> [Your task]: Every line of the records must be repeated exactly; pictures stay out.

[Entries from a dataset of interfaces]

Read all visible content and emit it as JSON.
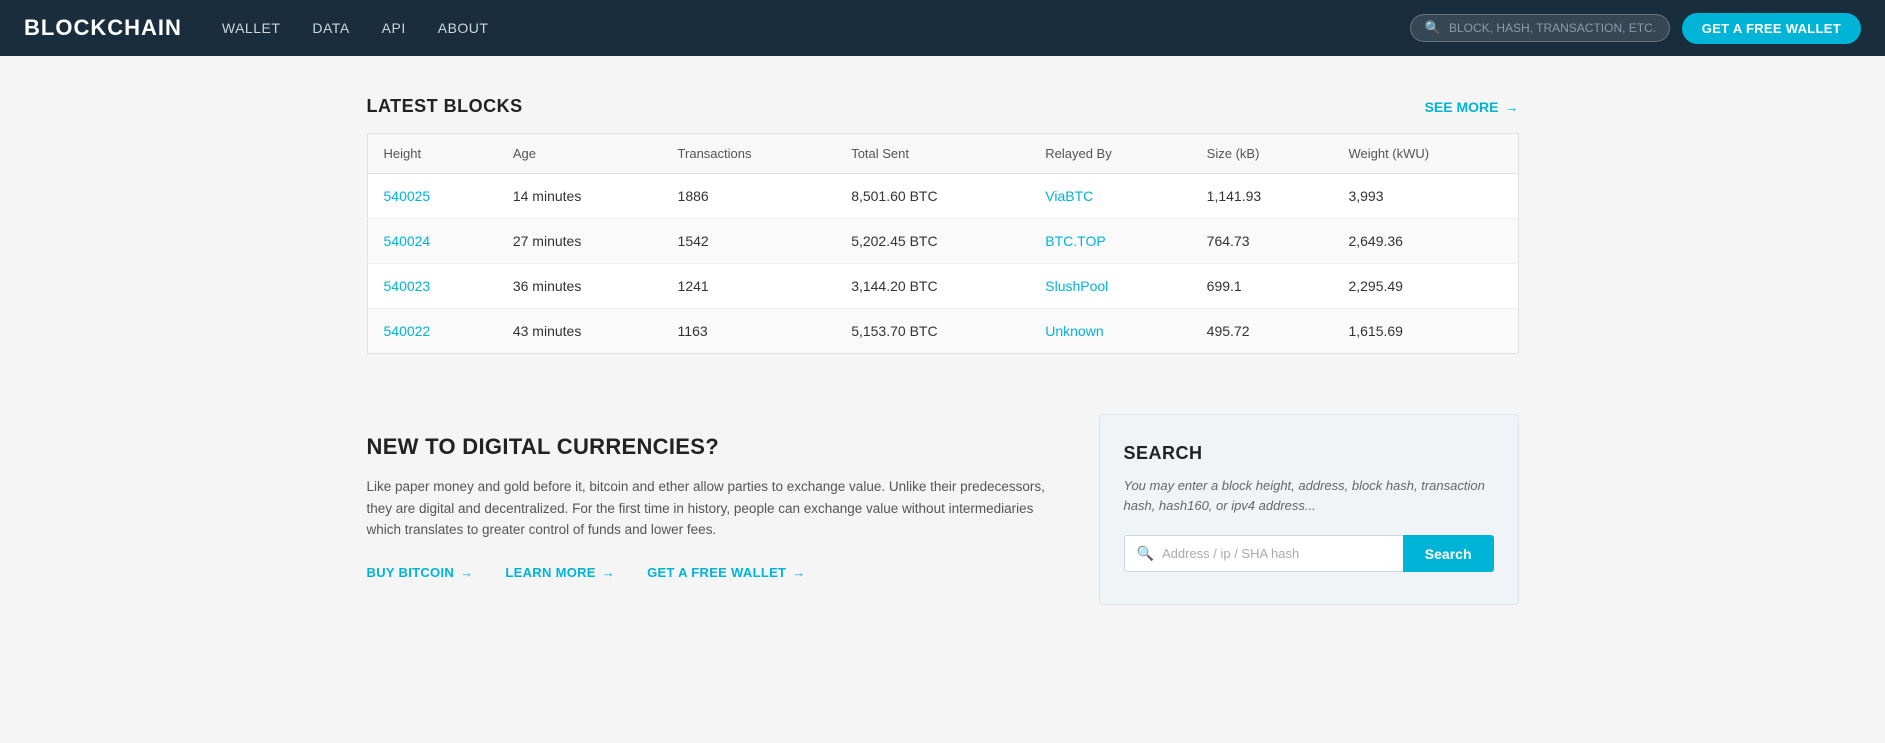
{
  "nav": {
    "logo": "BLOCKCHAIN",
    "links": [
      "WALLET",
      "DATA",
      "API",
      "ABOUT"
    ],
    "search_placeholder": "BLOCK, HASH, TRANSACTION, ETC...",
    "wallet_btn": "GET A FREE WALLET"
  },
  "latest_blocks": {
    "title": "LATEST BLOCKS",
    "see_more": "SEE MORE",
    "columns": [
      "Height",
      "Age",
      "Transactions",
      "Total Sent",
      "Relayed By",
      "Size (kB)",
      "Weight (kWU)"
    ],
    "rows": [
      {
        "height": "540025",
        "age": "14 minutes",
        "transactions": "1886",
        "total_sent": "8,501.60 BTC",
        "relayed_by": "ViaBTC",
        "size": "1,141.93",
        "weight": "3,993"
      },
      {
        "height": "540024",
        "age": "27 minutes",
        "transactions": "1542",
        "total_sent": "5,202.45 BTC",
        "relayed_by": "BTC.TOP",
        "size": "764.73",
        "weight": "2,649.36"
      },
      {
        "height": "540023",
        "age": "36 minutes",
        "transactions": "1241",
        "total_sent": "3,144.20 BTC",
        "relayed_by": "SlushPool",
        "size": "699.1",
        "weight": "2,295.49"
      },
      {
        "height": "540022",
        "age": "43 minutes",
        "transactions": "1163",
        "total_sent": "5,153.70 BTC",
        "relayed_by": "Unknown",
        "size": "495.72",
        "weight": "1,615.69"
      }
    ]
  },
  "new_to_crypto": {
    "title": "NEW TO DIGITAL CURRENCIES?",
    "text": "Like paper money and gold before it, bitcoin and ether allow parties to exchange value. Unlike their predecessors, they are digital and decentralized. For the first time in history, people can exchange value without intermediaries which translates to greater control of funds and lower fees.",
    "links": [
      {
        "label": "BUY BITCOIN",
        "arrow": "→"
      },
      {
        "label": "LEARN MORE",
        "arrow": "→"
      },
      {
        "label": "GET A FREE WALLET",
        "arrow": "→"
      }
    ]
  },
  "search_section": {
    "title": "SEARCH",
    "description": "You may enter a block height, address, block hash, transaction hash, hash160, or ipv4 address...",
    "input_placeholder": "Address / ip / SHA hash",
    "button_label": "Search"
  }
}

> [Result of the exercise]:
Read all visible content and emit it as JSON.
{
  "nav": {
    "logo": "BLOCKCHAIN",
    "links": [
      "WALLET",
      "DATA",
      "API",
      "ABOUT"
    ],
    "search_placeholder": "BLOCK, HASH, TRANSACTION, ETC...",
    "wallet_btn": "GET A FREE WALLET"
  },
  "latest_blocks": {
    "title": "LATEST BLOCKS",
    "see_more": "SEE MORE",
    "columns": [
      "Height",
      "Age",
      "Transactions",
      "Total Sent",
      "Relayed By",
      "Size (kB)",
      "Weight (kWU)"
    ],
    "rows": [
      {
        "height": "540025",
        "age": "14 minutes",
        "transactions": "1886",
        "total_sent": "8,501.60 BTC",
        "relayed_by": "ViaBTC",
        "size": "1,141.93",
        "weight": "3,993"
      },
      {
        "height": "540024",
        "age": "27 minutes",
        "transactions": "1542",
        "total_sent": "5,202.45 BTC",
        "relayed_by": "BTC.TOP",
        "size": "764.73",
        "weight": "2,649.36"
      },
      {
        "height": "540023",
        "age": "36 minutes",
        "transactions": "1241",
        "total_sent": "3,144.20 BTC",
        "relayed_by": "SlushPool",
        "size": "699.1",
        "weight": "2,295.49"
      },
      {
        "height": "540022",
        "age": "43 minutes",
        "transactions": "1163",
        "total_sent": "5,153.70 BTC",
        "relayed_by": "Unknown",
        "size": "495.72",
        "weight": "1,615.69"
      }
    ]
  },
  "new_to_crypto": {
    "title": "NEW TO DIGITAL CURRENCIES?",
    "text": "Like paper money and gold before it, bitcoin and ether allow parties to exchange value. Unlike their predecessors, they are digital and decentralized. For the first time in history, people can exchange value without intermediaries which translates to greater control of funds and lower fees.",
    "links": [
      {
        "label": "BUY BITCOIN",
        "arrow": "→"
      },
      {
        "label": "LEARN MORE",
        "arrow": "→"
      },
      {
        "label": "GET A FREE WALLET",
        "arrow": "→"
      }
    ]
  },
  "search_section": {
    "title": "SEARCH",
    "description": "You may enter a block height, address, block hash, transaction hash, hash160, or ipv4 address...",
    "input_placeholder": "Address / ip / SHA hash",
    "button_label": "Search"
  }
}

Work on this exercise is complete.